I was in complete tourist mode taking in photos of the statue of Robert the Bruce, the magnificent views and the sumptuously decorated Queens Chambers. Me, and quite a few Americans of course ;) I'll definitely be returning to visit the Castle more (perhaps without the little one!) and to walk around the grounds which whilst not extensive have amazing views.
And a bonus on the way home, we passed Macrees which is a yarn shop I've bought online from. So I managed to slip in a bit of crafty-shopping. All in all, a lovely Autumn day and one of many I hope.

Robert the Bruce

Annoying tourist woman in shot

Refurbed Great Hall

View from Castle

Tuesday 13 September 2011

Greenwich Curry Club Awards

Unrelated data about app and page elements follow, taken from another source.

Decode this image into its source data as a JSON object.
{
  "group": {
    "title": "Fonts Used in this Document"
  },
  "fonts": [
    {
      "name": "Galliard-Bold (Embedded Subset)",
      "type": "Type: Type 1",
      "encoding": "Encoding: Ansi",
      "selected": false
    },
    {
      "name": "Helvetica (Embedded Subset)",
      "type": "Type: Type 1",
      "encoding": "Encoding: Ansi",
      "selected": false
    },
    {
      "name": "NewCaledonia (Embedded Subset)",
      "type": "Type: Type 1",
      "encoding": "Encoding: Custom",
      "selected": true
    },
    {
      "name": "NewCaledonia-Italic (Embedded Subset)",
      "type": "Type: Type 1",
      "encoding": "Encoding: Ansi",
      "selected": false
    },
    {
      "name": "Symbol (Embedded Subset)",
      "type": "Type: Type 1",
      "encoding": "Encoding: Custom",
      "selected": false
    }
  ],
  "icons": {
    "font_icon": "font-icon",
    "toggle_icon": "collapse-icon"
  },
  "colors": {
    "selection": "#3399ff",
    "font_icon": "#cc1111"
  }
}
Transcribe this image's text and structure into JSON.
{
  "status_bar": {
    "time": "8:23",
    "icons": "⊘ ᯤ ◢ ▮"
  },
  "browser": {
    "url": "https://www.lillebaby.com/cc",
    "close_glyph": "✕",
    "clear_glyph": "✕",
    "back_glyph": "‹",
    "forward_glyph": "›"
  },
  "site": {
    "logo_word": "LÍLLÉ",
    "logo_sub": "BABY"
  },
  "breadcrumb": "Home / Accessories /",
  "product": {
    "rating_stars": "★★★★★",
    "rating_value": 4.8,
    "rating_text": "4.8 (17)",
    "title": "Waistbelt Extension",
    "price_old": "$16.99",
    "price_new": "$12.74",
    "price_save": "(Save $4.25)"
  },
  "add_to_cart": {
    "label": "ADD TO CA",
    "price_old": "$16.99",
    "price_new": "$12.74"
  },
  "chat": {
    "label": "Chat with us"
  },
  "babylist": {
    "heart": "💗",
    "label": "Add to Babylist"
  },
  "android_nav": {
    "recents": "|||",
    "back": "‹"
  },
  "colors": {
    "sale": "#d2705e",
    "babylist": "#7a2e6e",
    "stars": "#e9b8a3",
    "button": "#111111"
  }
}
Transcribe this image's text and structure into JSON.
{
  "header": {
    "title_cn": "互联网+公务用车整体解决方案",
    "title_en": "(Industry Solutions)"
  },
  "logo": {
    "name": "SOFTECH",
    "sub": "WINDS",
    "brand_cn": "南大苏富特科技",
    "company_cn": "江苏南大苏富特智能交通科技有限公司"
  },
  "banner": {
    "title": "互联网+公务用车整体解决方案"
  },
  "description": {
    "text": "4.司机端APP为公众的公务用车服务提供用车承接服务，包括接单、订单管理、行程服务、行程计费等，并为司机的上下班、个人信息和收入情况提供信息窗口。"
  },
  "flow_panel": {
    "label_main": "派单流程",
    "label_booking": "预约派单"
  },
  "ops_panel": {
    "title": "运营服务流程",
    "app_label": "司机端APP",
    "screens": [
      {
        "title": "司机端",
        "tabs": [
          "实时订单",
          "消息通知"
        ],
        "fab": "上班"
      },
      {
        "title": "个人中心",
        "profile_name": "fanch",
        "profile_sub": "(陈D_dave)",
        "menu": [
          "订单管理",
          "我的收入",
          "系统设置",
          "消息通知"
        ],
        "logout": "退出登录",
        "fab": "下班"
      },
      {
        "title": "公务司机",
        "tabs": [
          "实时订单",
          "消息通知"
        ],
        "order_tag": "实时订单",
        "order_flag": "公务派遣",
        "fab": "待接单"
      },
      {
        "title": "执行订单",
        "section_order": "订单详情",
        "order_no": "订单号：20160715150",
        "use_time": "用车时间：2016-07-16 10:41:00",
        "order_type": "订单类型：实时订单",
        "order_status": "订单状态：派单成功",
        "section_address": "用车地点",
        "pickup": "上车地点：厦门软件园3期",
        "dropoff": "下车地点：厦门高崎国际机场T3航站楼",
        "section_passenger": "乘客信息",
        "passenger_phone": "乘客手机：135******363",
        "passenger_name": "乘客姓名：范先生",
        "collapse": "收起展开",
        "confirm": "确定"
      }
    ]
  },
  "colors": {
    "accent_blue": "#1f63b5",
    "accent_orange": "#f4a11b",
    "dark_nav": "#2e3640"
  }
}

The curry devouring bods over at the Greenwich Curry Club have an award to dish out...and the lucky winner can be selected by you guys - please fill in the very short survey here to nominate your best curry nosh place.

Saturday 10 September 2011

I do not know your name

 A poem written by Kenny Harris begins and ends with the following line:

I do not know your name, but I know you died
I do not know from where you came, but I know you died

He wrote it after visiting some war graves. I couldn't find any poems of remembrance for non-military people who had died in a war but these lines really sum up how I feel.
As we approach the 10 year anniversary of 9/11, I'm sure many of us will reflect on where we were when the first of the planes struck. I was in an office in Central London in my first design job. My colleagues and I watched it all happening on the Internet. At first there was laughter as it looked like a hoax but as we watched people jumping to their deaths and news came from other sources, it became vividly clear that this was real. Did the world change that day? I grew up in a London that was terrorised by the IRA - and on occasion at work on Oxford street, would be warned to keep away from the glass windows in our office building. The IRA gave warnings and I think mostly, hit military targets.
9/11 reminded the West that in war, it wasn't just soldiers who died. Was this the first time since Pearl Harbour that Americans had been attacked on their own home soil? The most shocking thing was these were people who were just having ordinary days the same as I was - going to work, having breakfast, doing their day to day. They weren't aware of any war, nor that they were potential targets. And it still doesn't feel like war, it still feels like murder as it did in London 4 years later.
I didn't know any of them, but I know they died and tomorrow I shall be saying a prayer for them and their loved ones.

Sunday 4 September 2011

Lazy sunday

It was my child's birthday yesterday. The years are truly going fast. After a manic week of getting presents and food sorted, we had a great get-together with the Scottish family in Dundee (plus my dad - who surprisingly came up for the weekend).
This morning, after dropping Dad off at the station we took the little one to Callendar Park in Falkirk to try out her new bike. Just by luck, there was an ActiveSunday event on so we were able to briefly watch some kids cheerleading and doing karate among other exhibits.
After lunch, we headed back home and had a lazy afternoon. Thanks to our neighbour's buddleia trees, we have many butterflies in our garden. While I was napping in the garden chair, one even landed on my nose! I didn't get a picture of that one but got a rather fuzzy one of a red admiral. It's very hard not to be chilled with these beauties fluttering about.